Rob Mattson is a recently retired Senior Environmental Scientist with the St. Johns River Water Management District. He was with the District for 11 years, and prior to that, he spent 17 years as a biologist with the Suwannee River Water Management District, for a total of almost 35 years with both agencies. He has a BA in Biology and MS in Zoology from the University of South Florida. At SJRWMD, his work mainly focused on investigations of the ecology of the springs of the St. Johns River and the application of that science to their restoration and management. In his spare time, he enjoys studying maritime and US Naval history; reading, visiting historic sites and ships, participating in naval living history, giving programs, and researching and writing. 

This lecture is hosted by the Gillespie Museum with Stetson's Institute for Water & Environmental Resilience.

Cultural Credit for Stetson Undergraduates

Fall 2022

Rescheduled to Thursday, October 13

Kristen Mattson

"The Birds and the Bees: Creating Backyard Habitat" with Kristen Marshall Mattson, Gillespie Museum director; 7 - 8:30 p.m. in the RELC, adjacent to the museum.

Join the new Gillespie Museum director Kristen Marshall Mattson in our first Science Café of the season to find out how to create a backyard habitat, no matter where you live. Who doesn’t love a backyard full of singing birds, fluttering butterflies, and colorful flowers? Learn how best to attract and support wildlife in your own backyard using native plants. Whether you already have extensive gardens and a long “life list”, or are just getting started, you’ll learn practical and science-based tips to make your yard more nature-friendly.

Cultural Credit for Stetson Undergraduates

Rescheduled to Thursday, November 17

Stephen Kintner

"Conservation in Action: The History of Lyonia Preserve" with Stephen Kintner; 7:00 - 8:30 p.m. in the RELC, adjacent to the museum.

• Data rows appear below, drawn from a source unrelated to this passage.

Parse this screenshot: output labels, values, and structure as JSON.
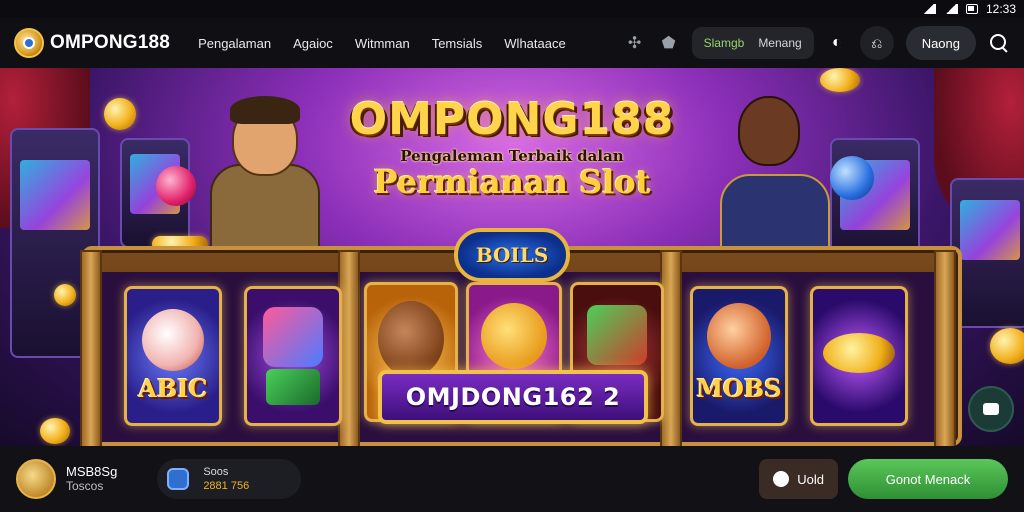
{
  "status": {
    "time": "12:33"
  },
  "nav": {
    "brand": "OMPONG188",
    "menu": [
      "Pengalaman",
      "Agaioc",
      "Witmman",
      "Temsials",
      "Wlhataace"
    ],
    "pill_a": "Slamgb",
    "pill_b": "Menang",
    "login": "Naong",
    "icons": [
      "puzzle-icon",
      "shield-icon",
      "circle-icon",
      "gift-icon",
      "search-icon"
    ]
  },
  "hero": {
    "title": "OMPONG188",
    "subtitle_small": "Pengaleman Terbaik dalan",
    "subtitle_big": "Permianan Slot",
    "badge": "BOILS",
    "plate": "OMJDONG162 2",
    "tiles": [
      {
        "label": "ABIC"
      },
      {
        "label": ""
      },
      {
        "label": ""
      },
      {
        "label": ""
      },
      {
        "label": ""
      },
      {
        "label": "MOBS"
      },
      {
        "label": ""
      }
    ]
  },
  "bottom": {
    "user_name": "MSB8Sg",
    "user_status": "Toscos",
    "wallet_label": "Soos",
    "wallet_value": "2881 756",
    "deposit_label": "Uold",
    "play_label": "Gonot Menack"
  },
  "colors": {
    "accent_green": "#3aa63f",
    "gold": "#ffd34a",
    "purple": "#8b2fb8"
  }
}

Lyonia Preserve is a 360-acre tract of land that protects critical Florida scrub habitat. It is home to several threatened and endemic species such as gopher tortoises and scrub jays. Mr. Stephen Kintner, retired director of Volusia County Environmental Management and active conservationist, will discuss the history of the land that is now home to Lyonia Preserve, how it came to be protected, and the important role it plays in the conservation of Florida’s ecological heritage.

Cultural Credit for Stetson Undergraduates

Archived Videos

Spring 2021 - Armchair Geology - event recordings now available